How to Check If an Element Has Attribute Using jQuery and JavaScript?

For examples in each method described in this article, we'll be using the following HTML elements:

<input type="email" id="email" name="email" />
<input type="password" id="password" name="password" />

<input type="submit" value="Submit" />

Using hasAttribute() Function in JavaScript

JavaScript has a hasAttribute() function which can be used to test whether an attribute exists on an element or not. It returns a boolean true if a match is found and a boolean false when no match is found. For example:

// usage 1: using pure JavaScript

// usage 2: using jQuery

// usage 3: using jQuery

// output: true (boolean)
  • hasAttribute is a JavaScript native function and is applied directly to an HTML element. When we select an element with jQuery, a jQuery object is returned with a collection of elements that match the specified selector. Therefore, to get the reference to the original HTML element we either use the get() method or the array notation [] when using hasAttribute with jQuery (where 0 is the index which points to the first element in the collection of elements found by jQuery selector match).
  • For a jQuery selector that matches multiple HTML elements, we could iterate over each item and check for hasAttribute individually, for example by using the for loop or jQuery's jQuery.each() method.

Using With this Keyword:

Let's assume this keyword refers to an HTMLElement, the following would be true:



Evaluating the Return Value From jQuery's attr() Method

const attr = $('#email').attr('name');

// attribute exists?
if (typeof attr !== 'undefined' && attr !== false) {
    // do something...
  • When an attribute does not exist on an element some browsers return it as undefined and some as boolean false, therefore, we need to check for both values.
  • In ECMAScript 5 below, undefined can actually be overwritten, but this should not matter much if you're in control of the coding.

Direct Evaluation of attr() Method's Return Value:

You may be wondering why we did not simply do:

if ($('#email').attr('name')) {
    // do something...

In most cases, that may work for you, but in order to realize the problem with this method you need to know how it works.
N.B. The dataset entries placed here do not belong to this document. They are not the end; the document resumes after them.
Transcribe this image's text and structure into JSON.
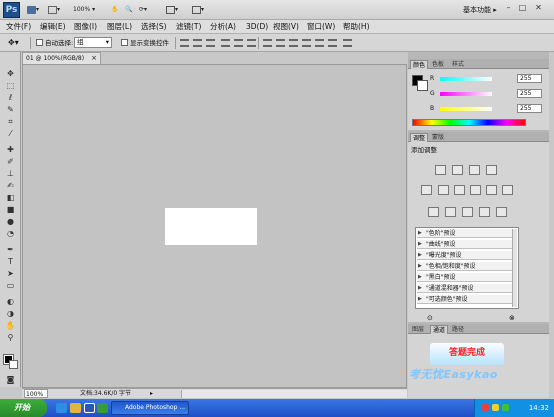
{
  "app": {
    "logo": "Ps",
    "zoom": "100%",
    "workspace": "基本功能",
    "window_controls": [
      "minimize",
      "restore",
      "close"
    ]
  },
  "menu": [
    "文件(F)",
    "编辑(E)",
    "图像(I)",
    "图层(L)",
    "选择(S)",
    "滤镜(T)",
    "分析(A)",
    "3D(D)",
    "视图(V)",
    "窗口(W)",
    "帮助(H)"
  ],
  "options": {
    "auto_select_label": "自动选择:",
    "auto_select_value": "组",
    "show_transform_label": "显示变换控件"
  },
  "document": {
    "tab_title": "01 @ 100%(RGB/8)"
  },
  "status": {
    "zoom": "100%",
    "doc_info": "文档:34.6K/0 字节"
  },
  "color_panel": {
    "tabs": [
      "颜色",
      "色板",
      "样式"
    ],
    "foreground": "#000000",
    "background": "#ffffff",
    "sliders": [
      {
        "label": "R",
        "value": "255",
        "gradient": "linear-gradient(to right,#00ffff,#ffffff)"
      },
      {
        "label": "G",
        "value": "255",
        "gradient": "linear-gradient(to right,#ff00ff,#ffffff)"
      },
      {
        "label": "B",
        "value": "255",
        "gradient": "linear-gradient(to right,#ffff00,#ffffff)"
      }
    ]
  },
  "adjustments_panel": {
    "tabs": [
      "调整",
      "蒙版"
    ],
    "title": "添加调整",
    "presets": [
      "\"色阶\"预设",
      "\"曲线\"预设",
      "\"曝光度\"预设",
      "\"色相/饱和度\"预设",
      "\"黑白\"预设",
      "\"通道混和器\"预设",
      "\"可选颜色\"预设"
    ]
  },
  "layers_panel": {
    "tabs": [
      "图层",
      "通道",
      "路径"
    ],
    "done_button": "答题完成",
    "watermark": "考无忧Easykao"
  },
  "taskbar": {
    "start": "开始",
    "task_label": "Adobe Photoshop ...",
    "time": "14:32"
  }
}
In JavaScript the following values are considered falsy (i.e. they evaluate to false):

  1. Boolean false
  2. Numeric 0
  3. An Empty String: "" or ''
  4. null
  5. undefined
  6. NaN
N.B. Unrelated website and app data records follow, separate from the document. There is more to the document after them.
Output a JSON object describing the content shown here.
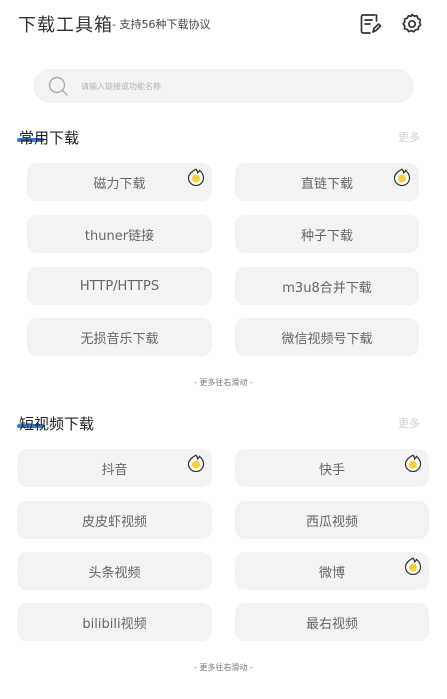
{
  "header": {
    "title": "下载工具箱",
    "subtitle": "- 支持56种下载协议",
    "icons": [
      "notes-edit-icon",
      "settings-icon"
    ]
  },
  "search": {
    "placeholder": "请输入链接或功能名称",
    "icon": "search-icon"
  },
  "sections": [
    {
      "title": "常用下载",
      "more": "更多",
      "items": [
        {
          "label": "磁力下载",
          "hot": true
        },
        {
          "label": "直链下载",
          "hot": true
        },
        {
          "label": "thuner链接",
          "hot": false
        },
        {
          "label": "种子下载",
          "hot": false
        },
        {
          "label": "HTTP/HTTPS",
          "hot": false
        },
        {
          "label": "m3u8合并下载",
          "hot": false
        },
        {
          "label": "无损音乐下载",
          "hot": false
        },
        {
          "label": "微信视频号下载",
          "hot": false
        }
      ],
      "scroll_hint": "- 更多往右滑动 -"
    },
    {
      "title": "短视频下载",
      "more": "更多",
      "items": [
        {
          "label": "抖音",
          "hot": true
        },
        {
          "label": "快手",
          "hot": true
        },
        {
          "label": "皮皮虾视频",
          "hot": false
        },
        {
          "label": "西瓜视频",
          "hot": false
        },
        {
          "label": "头条视频",
          "hot": false
        },
        {
          "label": "微博",
          "hot": true
        },
        {
          "label": "bilibili视频",
          "hot": false
        },
        {
          "label": "最右视频",
          "hot": false
        }
      ],
      "scroll_hint": "- 更多往右滑动 -"
    }
  ],
  "colors": {
    "accent": "#3a7bd5",
    "tile_bg": "#f3f3f3",
    "hot_badge": "#f5cf3a"
  }
}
All other values (non-falsy or truthy) evaluate to boolean true. With that information we can conclude that since the return value of jQuery's attr() is a string, a string boolean false, string 0, string null, and string NaN would be considered truthy values. However, the problem arises if the attribute is an empty string or undefined (i.e. has no value assigned) as these would all evaluate to boolean false. For example, consider the following test cases:

Attribute if (jQuery('#email').attr('name'))
name="email" true
name="" false
name false
name="0" true
name="false" true
name="NaN" true
name="null" true
name="undefined" true

Based on above information, remember to use this technique with caution!

Another popular technique is to use the double not notation (for example !!jQuery('#email').attr('name')). It is same as directly evaluating the attr() return value with the exception that it converts the value to a boolean true or false. The return values are the same as with the test cases above.

Select Elements With Specified Attribute Only

We could simply select elements via jQuery with an attribute selector (having the syntax, [attribute="value"]). That way, only elements that actually have that attribute would be selected. We can then simply use JavaScript's length property to check if there were any elements that matched like so:

// method 1
if (jQuery('#email[name]').length > 0) {
    // do something...

// method 2: using is()
const elem = jQuery('#email');

if ('[name]')) {
    // do something...

In context of this, we could do the following:

if (jQuery(this).is('[name]')) {
    // do something...

Similarly, we could use the filter() method to filter out elements that do not have the specified attribute among a set of selected elements. For example:

const filtered = jQuery('input').filter('[name]');

if (filtered.length > 0) {
    // do something...

This post was published (and was last revised ) by Daniyal Hamid. Daniyal currently works as the Head of Engineering in Germany and has 20+ years of experience in software engineering, design and marketing. Please show your love and support by sharing this post.